Doha Zoo welcomes rare and endangered guests

Doha Zoo welcomed two rare and endangered guests to its fold recently. A night monkey (also known as owl monkey) and black-bearded marmoset Monkey gave birth in the zoo, the ministry said in a tweet.

“The Doha Zoo has witnessed the birth of rare and endangered species such as the night monkey and black-bearded marmoset Monkey recently. Ministry of Municipality and Environment has designed a special program for breeding, feeding and providing the right environment for them. Lets welcome the new guests,” the tweet said.

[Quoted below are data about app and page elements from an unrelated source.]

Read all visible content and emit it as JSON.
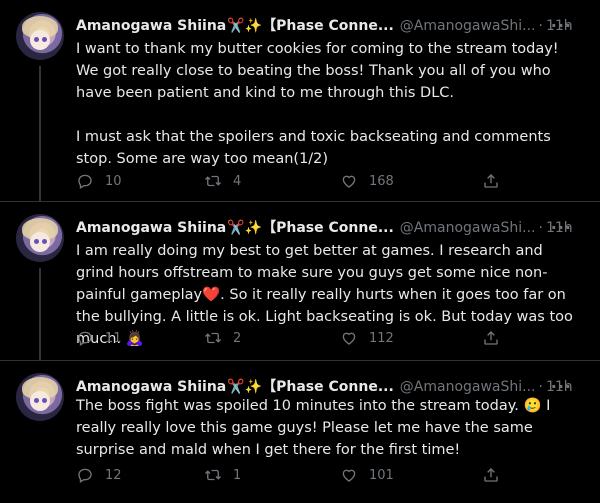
{
  "tweets": [
    {
      "name": "Amanogawa Shiina",
      "emoji_scissors": "✂️",
      "emoji_sparkle": "✨",
      "tag": "【Phase Conne...",
      "handle": "@AmanogawaShi...",
      "dot": "·",
      "time": "11h",
      "more": "···",
      "text": "I want to thank my butter cookies for coming to the stream today! We got really close to beating the boss! Thank you all of you who have been patient and kind to me through this DLC.\n\nI must ask that the spoilers and toxic backseating and comments stop. Some are way too mean(1/2)",
      "replies": "10",
      "retweets": "4",
      "likes": "168"
    },
    {
      "name": "Amanogawa Shiina",
      "emoji_scissors": "✂️",
      "emoji_sparkle": "✨",
      "tag": "【Phase Conne...",
      "handle": "@AmanogawaShi...",
      "dot": "·",
      "time": "11h",
      "more": "···",
      "text_a": "I am really doing my best to get better at games. I research and grind hours offstream to make sure you guys get some nice non-painful gameplay",
      "text_heart": "❤️",
      "text_b": ". So it really really hurts when it goes too far on the bullying. A little is ok. Light backseating is ok. But today was too much. ",
      "text_emoji": "🙇‍♀️",
      "replies": "11",
      "retweets": "2",
      "likes": "112"
    },
    {
      "name": "Amanogawa Shiina",
      "emoji_scissors": "✂️",
      "emoji_sparkle": "✨",
      "tag": "【Phase Conne...",
      "handle": "@AmanogawaShi...",
      "dot": "·",
      "time": "11h",
      "more": "···",
      "text_a": "The boss fight was spoiled 10 minutes into the stream today. ",
      "text_emoji": "🥲",
      "text_b": " I really really love this game guys! Please let me have the same surprise and mald when I get there for the first time!",
      "replies": "12",
      "retweets": "1",
      "likes": "101"
    }
  ],
  "icons": {
    "reply": "reply-icon",
    "retweet": "retweet-icon",
    "like": "like-icon",
    "share": "share-icon",
    "more": "more-icon"
  },
  "colors": {
    "background": "#000000",
    "text": "#e7e9ea",
    "muted": "#71767b",
    "divider": "#2f3336",
    "heart": "#f4212e"
  }
}
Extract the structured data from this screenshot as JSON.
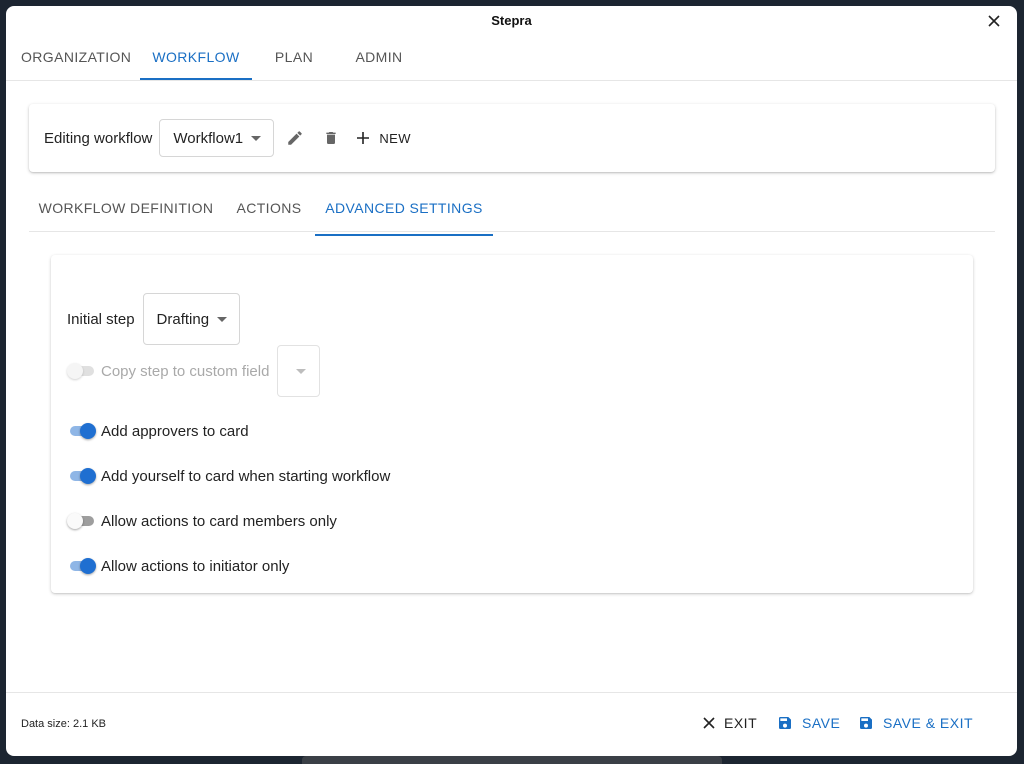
{
  "window": {
    "title": "Stepra"
  },
  "top_tabs": [
    {
      "label": "ORGANIZATION"
    },
    {
      "label": "WORKFLOW",
      "active": true
    },
    {
      "label": "PLAN"
    },
    {
      "label": "ADMIN"
    }
  ],
  "editor": {
    "label": "Editing workflow",
    "workflow_select": "Workflow1",
    "icons": [
      "pencil-icon",
      "trash-icon",
      "plus-icon"
    ],
    "new_label": "NEW"
  },
  "sub_tabs": [
    {
      "label": "WORKFLOW DEFINITION"
    },
    {
      "label": "ACTIONS"
    },
    {
      "label": "ADVANCED SETTINGS",
      "active": true
    }
  ],
  "settings": {
    "initial_step_label": "Initial step",
    "initial_step_value": "Drafting",
    "copy_step": {
      "label": "Copy step to custom field",
      "enabled": false,
      "disabled": true,
      "field_value": ""
    },
    "toggles": [
      {
        "label": "Add approvers to card",
        "on": true
      },
      {
        "label": "Add yourself to card when starting workflow",
        "on": true
      },
      {
        "label": "Allow actions to card members only",
        "on": false
      },
      {
        "label": "Allow actions to initiator only",
        "on": true
      }
    ]
  },
  "footer": {
    "data_size": "Data size: 2.1 KB",
    "exit_label": "EXIT",
    "save_label": "SAVE",
    "save_exit_label": "SAVE & EXIT"
  },
  "colors": {
    "accent": "#1a6fc4",
    "toggle_on": "#1f6fd1",
    "backdrop": "#1c2531"
  }
}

As part of efforts to preserve rare animal species and breeds, these species are subject to a special breeding programme by focusing on integrated feeding, as well as temperature and humidity control for the similarity of their natural environment in South America. The park also saw the birth of a Senegalese bush monkey, a ferrite monkey, a sika deer and a Moroccan ram in recent times.

According to Wikipedia, the night monkeys, also known as the owl monkeys or douroucoulis, are the members of the genus Aotus of New World monkeys (monotypic in family Aotidae). The only nocturnal monkeys, they are native to Panama and much of tropical South America. Night monkeys constitute one of the few monkey species that are affected by the often deadly human malaria protozoan Plasmodium falciparum, making them useful as non-human primate experimental subjects in malaria research.

The marmosets, also known as zaris, are twenty-two New World monkey species of the genera Callithrix, Cebuella, Callibella and Mico. All four genera are part of the biological family Callitrichidae. The term marmoset is also used in reference to the Goeldi’s marmoset, Callimico goeldii, which is closely related.

Most marmosets are about 20 centimetres (8 in) long. Relative to other monkeys, they show some apparently primitive features: they have claws rather than nails, and tactile hairs on their wrists. They lack wisdom teeth, and their brain layout seems to be relatively primitive. Their body temperature is unusually variable, changing by up to 4 °C (7 °F) in a day.

Marmosets are native to South America and have been found in Bolivia, Brazil, Colombia, Ecuador, Paraguay and Peru. They have also been spotted in Central America and Mexico.

Doha Zoo is currently closed for major renovation.

Source: Peninsula